### What is needed:
Whatever the records say, set them down exactly.

◆ ◆ ◆ ◆ ◆ ◆ ◆

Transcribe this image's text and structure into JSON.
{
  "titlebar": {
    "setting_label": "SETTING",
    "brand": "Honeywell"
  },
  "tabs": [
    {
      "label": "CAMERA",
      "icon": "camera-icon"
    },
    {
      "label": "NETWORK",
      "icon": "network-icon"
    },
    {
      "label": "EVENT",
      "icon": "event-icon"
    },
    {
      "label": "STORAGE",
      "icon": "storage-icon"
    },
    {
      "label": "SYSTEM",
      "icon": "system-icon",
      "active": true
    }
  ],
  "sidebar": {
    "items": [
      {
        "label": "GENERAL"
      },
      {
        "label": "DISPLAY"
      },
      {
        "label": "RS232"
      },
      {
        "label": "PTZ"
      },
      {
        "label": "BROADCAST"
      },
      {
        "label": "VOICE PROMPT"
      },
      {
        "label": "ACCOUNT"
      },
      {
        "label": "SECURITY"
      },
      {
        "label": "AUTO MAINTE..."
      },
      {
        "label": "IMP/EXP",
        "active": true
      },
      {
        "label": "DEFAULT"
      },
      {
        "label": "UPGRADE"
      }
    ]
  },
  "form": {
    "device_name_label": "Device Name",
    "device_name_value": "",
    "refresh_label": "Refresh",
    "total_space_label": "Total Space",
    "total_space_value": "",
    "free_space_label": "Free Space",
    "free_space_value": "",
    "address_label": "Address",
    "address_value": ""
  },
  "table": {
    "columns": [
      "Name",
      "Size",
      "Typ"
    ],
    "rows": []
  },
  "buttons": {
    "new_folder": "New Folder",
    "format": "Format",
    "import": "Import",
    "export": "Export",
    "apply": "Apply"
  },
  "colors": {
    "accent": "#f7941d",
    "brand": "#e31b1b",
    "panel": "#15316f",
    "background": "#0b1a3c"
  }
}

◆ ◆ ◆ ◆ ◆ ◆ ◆

### Exercise result:
Transcribe this image's text and structure into JSON.
{
  "titlebar": {
    "setting_label": "SETTING",
    "brand": "Honeywell"
  },
  "tabs": [
    {
      "label": "CAMERA",
      "icon": "camera-icon"
    },
    {
      "label": "NETWORK",
      "icon": "network-icon"
    },
    {
      "label": "EVENT",
      "icon": "event-icon"
    },
    {
      "label": "STORAGE",
      "icon": "storage-icon"
    },
    {
      "label": "SYSTEM",
      "icon": "system-icon",
      "active": true
    }
  ],
  "sidebar": {
    "items": [
      {
        "label": "GENERAL"
      },
      {
        "label": "DISPLAY"
      },
      {
        "label": "RS232"
      },
      {
        "label": "PTZ"
      },
      {
        "label": "BROADCAST"
      },
      {
        "label": "VOICE PROMPT"
      },
      {
        "label": "ACCOUNT"
      },
      {
        "label": "SECURITY"
      },
      {
        "label": "AUTO MAINTE..."
      },
      {
        "label": "IMP/EXP",
        "active": true
      },
      {
        "label": "DEFAULT"
      },
      {
        "label": "UPGRADE"
      }
    ]
  },
  "form": {
    "device_name_label": "Device Name",
    "device_name_value": "",
    "refresh_label": "Refresh",
    "total_space_label": "Total Space",
    "total_space_value": "",
    "free_space_label": "Free Space",
    "free_space_value": "",
    "address_label": "Address",
    "address_value": ""
  },
  "table": {
    "columns": [
      "Name",
      "Size",
      "Typ"
    ],
    "rows": []
  },
  "buttons": {
    "new_folder": "New Folder",
    "format": "Format",
    "import": "Import",
    "export": "Export",
    "apply": "Apply"
  },
  "colors": {
    "accent": "#f7941d",
    "brand": "#e31b1b",
    "panel": "#15316f",
    "background": "#0b1a3c"
  }
}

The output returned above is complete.